■ Task prompt
Return every line below exactly.

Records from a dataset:
....................
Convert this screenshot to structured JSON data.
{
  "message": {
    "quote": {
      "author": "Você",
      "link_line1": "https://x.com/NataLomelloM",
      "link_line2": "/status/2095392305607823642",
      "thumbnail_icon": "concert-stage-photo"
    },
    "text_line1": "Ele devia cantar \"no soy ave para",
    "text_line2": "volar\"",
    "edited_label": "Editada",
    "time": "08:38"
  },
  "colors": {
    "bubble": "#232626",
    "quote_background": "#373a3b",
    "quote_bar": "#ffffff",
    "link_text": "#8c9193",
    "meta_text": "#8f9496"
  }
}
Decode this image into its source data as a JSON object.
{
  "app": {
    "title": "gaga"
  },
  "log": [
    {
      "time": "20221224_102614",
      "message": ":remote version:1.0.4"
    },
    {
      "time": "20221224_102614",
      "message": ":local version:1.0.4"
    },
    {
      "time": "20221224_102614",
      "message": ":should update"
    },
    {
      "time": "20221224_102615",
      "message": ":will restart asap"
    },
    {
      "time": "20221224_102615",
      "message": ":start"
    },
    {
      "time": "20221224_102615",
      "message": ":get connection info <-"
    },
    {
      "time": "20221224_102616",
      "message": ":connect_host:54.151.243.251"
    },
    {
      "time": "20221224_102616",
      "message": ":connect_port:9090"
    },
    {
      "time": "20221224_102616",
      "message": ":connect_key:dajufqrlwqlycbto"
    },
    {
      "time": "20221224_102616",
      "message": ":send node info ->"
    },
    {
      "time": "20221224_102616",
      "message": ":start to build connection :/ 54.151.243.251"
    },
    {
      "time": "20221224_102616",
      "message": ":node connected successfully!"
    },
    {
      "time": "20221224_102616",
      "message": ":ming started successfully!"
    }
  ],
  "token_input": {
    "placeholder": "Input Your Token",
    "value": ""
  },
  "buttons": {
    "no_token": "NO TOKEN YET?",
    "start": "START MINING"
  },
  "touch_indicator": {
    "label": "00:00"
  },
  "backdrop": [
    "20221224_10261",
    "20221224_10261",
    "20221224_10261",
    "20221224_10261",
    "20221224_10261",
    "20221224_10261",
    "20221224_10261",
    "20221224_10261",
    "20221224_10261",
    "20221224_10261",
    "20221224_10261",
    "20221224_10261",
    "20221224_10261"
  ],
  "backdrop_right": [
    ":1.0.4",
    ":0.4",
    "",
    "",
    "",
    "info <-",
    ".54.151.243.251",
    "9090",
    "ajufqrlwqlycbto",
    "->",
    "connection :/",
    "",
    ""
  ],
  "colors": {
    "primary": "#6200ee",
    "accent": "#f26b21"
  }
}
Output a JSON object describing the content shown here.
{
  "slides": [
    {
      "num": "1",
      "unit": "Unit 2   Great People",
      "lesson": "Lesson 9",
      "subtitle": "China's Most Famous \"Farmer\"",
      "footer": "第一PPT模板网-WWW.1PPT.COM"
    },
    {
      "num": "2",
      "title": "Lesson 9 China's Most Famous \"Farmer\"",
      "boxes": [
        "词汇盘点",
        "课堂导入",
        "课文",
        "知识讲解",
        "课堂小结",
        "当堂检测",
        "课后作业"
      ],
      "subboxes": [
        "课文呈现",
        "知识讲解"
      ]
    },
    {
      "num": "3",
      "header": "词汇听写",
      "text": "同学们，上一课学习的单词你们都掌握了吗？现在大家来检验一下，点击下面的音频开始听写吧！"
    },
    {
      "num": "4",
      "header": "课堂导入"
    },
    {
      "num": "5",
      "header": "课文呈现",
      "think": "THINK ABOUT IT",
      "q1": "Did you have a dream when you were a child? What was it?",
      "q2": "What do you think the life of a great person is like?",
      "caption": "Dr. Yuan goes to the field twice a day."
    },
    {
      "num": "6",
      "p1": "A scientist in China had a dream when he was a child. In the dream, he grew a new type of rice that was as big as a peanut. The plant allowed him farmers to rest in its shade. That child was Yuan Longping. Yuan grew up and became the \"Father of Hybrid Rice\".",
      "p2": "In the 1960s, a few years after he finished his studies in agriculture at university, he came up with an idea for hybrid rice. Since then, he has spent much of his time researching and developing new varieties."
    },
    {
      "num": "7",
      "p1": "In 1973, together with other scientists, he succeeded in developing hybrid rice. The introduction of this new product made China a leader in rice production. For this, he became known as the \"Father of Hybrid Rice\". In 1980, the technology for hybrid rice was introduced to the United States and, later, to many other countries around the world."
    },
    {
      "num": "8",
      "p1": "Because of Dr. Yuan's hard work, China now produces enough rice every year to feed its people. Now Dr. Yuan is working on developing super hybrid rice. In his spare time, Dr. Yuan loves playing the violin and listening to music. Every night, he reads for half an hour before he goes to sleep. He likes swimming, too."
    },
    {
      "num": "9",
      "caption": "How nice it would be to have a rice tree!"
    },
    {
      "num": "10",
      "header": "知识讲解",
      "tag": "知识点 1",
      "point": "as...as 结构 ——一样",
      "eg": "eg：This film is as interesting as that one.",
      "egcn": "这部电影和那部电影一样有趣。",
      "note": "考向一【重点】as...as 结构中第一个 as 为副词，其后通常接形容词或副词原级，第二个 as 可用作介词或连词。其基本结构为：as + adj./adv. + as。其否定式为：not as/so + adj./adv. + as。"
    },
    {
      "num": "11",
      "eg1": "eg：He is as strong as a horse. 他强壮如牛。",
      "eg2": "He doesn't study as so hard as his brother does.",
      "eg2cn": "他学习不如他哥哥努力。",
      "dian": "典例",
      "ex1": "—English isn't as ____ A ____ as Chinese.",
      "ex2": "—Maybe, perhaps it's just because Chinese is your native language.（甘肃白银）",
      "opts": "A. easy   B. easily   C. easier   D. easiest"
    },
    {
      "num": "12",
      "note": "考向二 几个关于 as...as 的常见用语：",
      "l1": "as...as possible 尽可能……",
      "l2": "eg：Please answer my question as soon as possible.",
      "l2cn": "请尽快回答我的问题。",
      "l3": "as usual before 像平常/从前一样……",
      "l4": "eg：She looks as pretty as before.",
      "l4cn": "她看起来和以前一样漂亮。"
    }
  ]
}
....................
■ The answer
Convert this screenshot to structured JSON data.
{
  "message": {
    "quote": {
      "author": "Você",
      "link_line1": "https://x.com/NataLomelloM",
      "link_line2": "/status/2095392305607823642",
      "thumbnail_icon": "concert-stage-photo"
    },
    "text_line1": "Ele devia cantar \"no soy ave para",
    "text_line2": "volar\"",
    "edited_label": "Editada",
    "time": "08:38"
  },
  "colors": {
    "bubble": "#232626",
    "quote_background": "#373a3b",
    "quote_bar": "#ffffff",
    "link_text": "#8c9193",
    "meta_text": "#8f9496"
  }
}
Decode this image into its source data as a JSON object.
{
  "app": {
    "title": "gaga"
  },
  "log": [
    {
      "time": "20221224_102614",
      "message": ":remote version:1.0.4"
    },
    {
      "time": "20221224_102614",
      "message": ":local version:1.0.4"
    },
    {
      "time": "20221224_102614",
      "message": ":should update"
    },
    {
      "time": "20221224_102615",
      "message": ":will restart asap"
    },
    {
      "time": "20221224_102615",
      "message": ":start"
    },
    {
      "time": "20221224_102615",
      "message": ":get connection info <-"
    },
    {
      "time": "20221224_102616",
      "message": ":connect_host:54.151.243.251"
    },
    {
      "time": "20221224_102616",
      "message": ":connect_port:9090"
    },
    {
      "time": "20221224_102616",
      "message": ":connect_key:dajufqrlwqlycbto"
    },
    {
      "time": "20221224_102616",
      "message": ":send node info ->"
    },
    {
      "time": "20221224_102616",
      "message": ":start to build connection :/ 54.151.243.251"
    },
    {
      "time": "20221224_102616",
      "message": ":node connected successfully!"
    },
    {
      "time": "20221224_102616",
      "message": ":ming started successfully!"
    }
  ],
  "token_input": {
    "placeholder": "Input Your Token",
    "value": ""
  },
  "buttons": {
    "no_token": "NO TOKEN YET?",
    "start": "START MINING"
  },
  "touch_indicator": {
    "label": "00:00"
  },
  "backdrop": [
    "20221224_10261",
    "20221224_10261",
    "20221224_10261",
    "20221224_10261",
    "20221224_10261",
    "20221224_10261",
    "20221224_10261",
    "20221224_10261",
    "20221224_10261",
    "20221224_10261",
    "20221224_10261",
    "20221224_10261",
    "20221224_10261"
  ],
  "backdrop_right": [
    ":1.0.4",
    ":0.4",
    "",
    "",
    "",
    "info <-",
    ".54.151.243.251",
    "9090",
    "ajufqrlwqlycbto",
    "->",
    "connection :/",
    "",
    ""
  ],
  "colors": {
    "primary": "#6200ee",
    "accent": "#f26b21"
  }
}
Output a JSON object describing the content shown here.
{
  "slides": [
    {
      "num": "1",
      "unit": "Unit 2   Great People",
      "lesson": "Lesson 9",
      "subtitle": "China's Most Famous \"Farmer\"",
      "footer": "第一PPT模板网-WWW.1PPT.COM"
    },
    {
      "num": "2",
      "title": "Lesson 9 China's Most Famous \"Farmer\"",
      "boxes": [
        "词汇盘点",
        "课堂导入",
        "课文",
        "知识讲解",
        "课堂小结",
        "当堂检测",
        "课后作业"
      ],
      "subboxes": [
        "课文呈现",
        "知识讲解"
      ]
    },
    {
      "num": "3",
      "header": "词汇听写",
      "text": "同学们，上一课学习的单词你们都掌握了吗？现在大家来检验一下，点击下面的音频开始听写吧！"
    },
    {
      "num": "4",
      "header": "课堂导入"
    },
    {
      "num": "5",
      "header": "课文呈现",
      "think": "THINK ABOUT IT",
      "q1": "Did you have a dream when you were a child? What was it?",
      "q2": "What do you think the life of a great person is like?",
      "caption": "Dr. Yuan goes to the field twice a day."
    },
    {
      "num": "6",
      "p1": "A scientist in China had a dream when he was a child. In the dream, he grew a new type of rice that was as big as a peanut. The plant allowed him farmers to rest in its shade. That child was Yuan Longping. Yuan grew up and became the \"Father of Hybrid Rice\".",
      "p2": "In the 1960s, a few years after he finished his studies in agriculture at university, he came up with an idea for hybrid rice. Since then, he has spent much of his time researching and developing new varieties."
    },
    {
      "num": "7",
      "p1": "In 1973, together with other scientists, he succeeded in developing hybrid rice. The introduction of this new product made China a leader in rice production. For this, he became known as the \"Father of Hybrid Rice\". In 1980, the technology for hybrid rice was introduced to the United States and, later, to many other countries around the world."
    },
    {
      "num": "8",
      "p1": "Because of Dr. Yuan's hard work, China now produces enough rice every year to feed its people. Now Dr. Yuan is working on developing super hybrid rice. In his spare time, Dr. Yuan loves playing the violin and listening to music. Every night, he reads for half an hour before he goes to sleep. He likes swimming, too."
    },
    {
      "num": "9",
      "caption": "How nice it would be to have a rice tree!"
    },
    {
      "num": "10",
      "header": "知识讲解",
      "tag": "知识点 1",
      "point": "as...as 结构 ——一样",
      "eg": "eg：This film is as interesting as that one.",
      "egcn": "这部电影和那部电影一样有趣。",
      "note": "考向一【重点】as...as 结构中第一个 as 为副词，其后通常接形容词或副词原级，第二个 as 可用作介词或连词。其基本结构为：as + adj./adv. + as。其否定式为：not as/so + adj./adv. + as。"
    },
    {
      "num": "11",
      "eg1": "eg：He is as strong as a horse. 他强壮如牛。",
      "eg2": "He doesn't study as so hard as his brother does.",
      "eg2cn": "他学习不如他哥哥努力。",
      "dian": "典例",
      "ex1": "—English isn't as ____ A ____ as Chinese.",
      "ex2": "—Maybe, perhaps it's just because Chinese is your native language.（甘肃白银）",
      "opts": "A. easy   B. easily   C. easier   D. easiest"
    },
    {
      "num": "12",
      "note": "考向二 几个关于 as...as 的常见用语：",
      "l1": "as...as possible 尽可能……",
      "l2": "eg：Please answer my question as soon as possible.",
      "l2cn": "请尽快回答我的问题。",
      "l3": "as usual before 像平常/从前一样……",
      "l4": "eg：She looks as pretty as before.",
      "l4cn": "她看起来和以前一样漂亮。"
    }
  ]
}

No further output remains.